“Moving from today’s 6 percent to 2 percent is probably a retreat and not a step forward,” said UBS Russia head Nicholas Jordan.
“If Russia wants to limit volatility in its local market, it needs local long-term money,” he added. “Foreign money is more volatile and more fickle.”
As it will mean instantly larger flows into the unfunded section of State Pension Fund, some characterized it as a raid on the inaccessible funded part simply to cover the budget in the short term.
It is “pickpocketing the next generation,” Finance Minister Anton Siluanov warned in August.
The adoption of the proposals in their current form would hit equities and bond markets, according to bankers, many of whom believe the Finance Ministry will be successful in its opposition.
Putin’s position is not yet clear, but he told a conference of foreign investors last week that he understood the importance of the funded part and its role “in overcoming the problem of long-term financing that everyone worries about.”
Russia is not unique in its 2002 adoption of a funded part to the pensions system — 14 other Eastern European countries have enacted similar reforms in the last 15 years. The concept was developed in South American countries in the 1980s.
But while the government maneuvers almost powerlessly between the limits imposed by the president, there are more and more voices calling for firm action.
Pension reform has a “fundamental significance for the economy, people’s social well-being and the position of business,” former Finance Minister Alexei Kudrin wrote last month. Kudrin, who has compared the pension system to a “classic financial pyramid,” supports a rise in the retirement age.
Changing demographics are also injecting urgency to the debate.
Similar to many other countries, Russia’s “baby-boomers” will soon become eligible for their pensions, adding to the dependent population. By 2020 there will be 42.5 million pensioners, according to the Ministry of Labor. And at some point after 2025 the number of pensioners will exceed those of working age.
Already rising fast, costs look set to climb further. Putin has said the equivalent of 10 percent of gross domestic product is already spent on pensions — a quarter of the government’s annual budget. And the State Pension Fund’s deficit has ballooned from 30 billion rubles in 2005 to 1.3 trillion rubles this year.
Largesse over the last decade has also compounded the problem. The current crisis has its “roots in the quite rapid increase in pensions over the last 7 years,” said Vladimir Tikhomirov, chief economist at Otkritie Capital.
“Once you increase pensions it’s almost impossible politically to cut them back,” he added.
About 40 percent of the electorate, pensioners are a significant political force, and they are more likely to vote than young people. In the run-up to Duma elections last year, Putin promised an 8 to 10 percent across-the-board rise in pensions.
And average pensions are far below the average wage. Indeed, the average monthly pension is just 3,331 rubles above the official poverty threshold (a monthly income of 6,369 rubles).
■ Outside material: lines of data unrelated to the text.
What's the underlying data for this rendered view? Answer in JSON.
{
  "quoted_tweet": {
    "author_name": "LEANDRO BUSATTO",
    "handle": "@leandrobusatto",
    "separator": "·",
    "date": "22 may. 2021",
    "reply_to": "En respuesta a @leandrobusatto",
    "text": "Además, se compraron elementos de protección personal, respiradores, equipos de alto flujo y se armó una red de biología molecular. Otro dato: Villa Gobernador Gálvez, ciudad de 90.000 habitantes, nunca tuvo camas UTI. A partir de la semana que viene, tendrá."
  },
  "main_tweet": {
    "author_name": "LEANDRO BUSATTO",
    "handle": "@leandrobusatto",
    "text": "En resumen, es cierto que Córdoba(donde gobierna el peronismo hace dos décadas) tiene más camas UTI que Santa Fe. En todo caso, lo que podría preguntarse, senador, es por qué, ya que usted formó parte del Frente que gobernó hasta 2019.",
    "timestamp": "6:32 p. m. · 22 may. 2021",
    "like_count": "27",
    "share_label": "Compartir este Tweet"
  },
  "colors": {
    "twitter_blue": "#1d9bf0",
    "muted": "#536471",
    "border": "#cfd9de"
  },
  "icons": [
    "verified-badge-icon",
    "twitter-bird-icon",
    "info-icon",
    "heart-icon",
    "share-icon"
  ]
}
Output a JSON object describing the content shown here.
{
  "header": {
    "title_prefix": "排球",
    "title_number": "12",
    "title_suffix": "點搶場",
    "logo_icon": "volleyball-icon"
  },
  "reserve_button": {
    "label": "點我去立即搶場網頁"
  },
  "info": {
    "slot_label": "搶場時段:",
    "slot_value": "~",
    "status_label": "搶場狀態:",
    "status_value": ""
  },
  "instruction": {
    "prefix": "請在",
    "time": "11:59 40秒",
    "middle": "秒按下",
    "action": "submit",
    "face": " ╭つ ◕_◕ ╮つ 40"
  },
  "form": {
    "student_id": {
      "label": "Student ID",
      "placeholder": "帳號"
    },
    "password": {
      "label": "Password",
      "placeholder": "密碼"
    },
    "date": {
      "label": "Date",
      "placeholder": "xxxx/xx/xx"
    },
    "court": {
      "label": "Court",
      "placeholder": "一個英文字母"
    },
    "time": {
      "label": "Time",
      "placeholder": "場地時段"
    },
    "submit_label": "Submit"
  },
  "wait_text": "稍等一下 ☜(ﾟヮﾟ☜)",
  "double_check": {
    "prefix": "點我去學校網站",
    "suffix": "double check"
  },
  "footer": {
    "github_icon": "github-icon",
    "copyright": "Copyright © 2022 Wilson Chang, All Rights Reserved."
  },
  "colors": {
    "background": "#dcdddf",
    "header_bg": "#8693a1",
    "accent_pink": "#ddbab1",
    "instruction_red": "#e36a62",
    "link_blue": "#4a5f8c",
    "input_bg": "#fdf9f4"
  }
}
Many academics, experts and businessmen see no viable exit from this demographic, fiscal and political crunch other than lifting the retirement age — whether directly or by the back door.
“The bottom line,” wrote Ivan Tchakarov, chief economist at Renaissance Capital in a note to investors last week, “is that all of [the government’s proposals] are just tinkering with the system to avoid the only decision that will really solve the problem … an increase in the pension age for men and, in particular, for women.”
While the life expectancy of males in the country is significantly less than that of females, men are currently entitled to a state pension from the age of 60, while women are eligible from 55.
The International Monetary Fund proposed in August that Russia equalize the retirement age for men and women to 63 by 2030, and to 65 by 2050.
But in the face of high oil prices, government infighting and the danger of inciting social instability, radical change appears to be a distant prospect at the moment.
“The discussion about the pension system is only just beginning,” Finance Minister Anton Siluanov told reporters last week.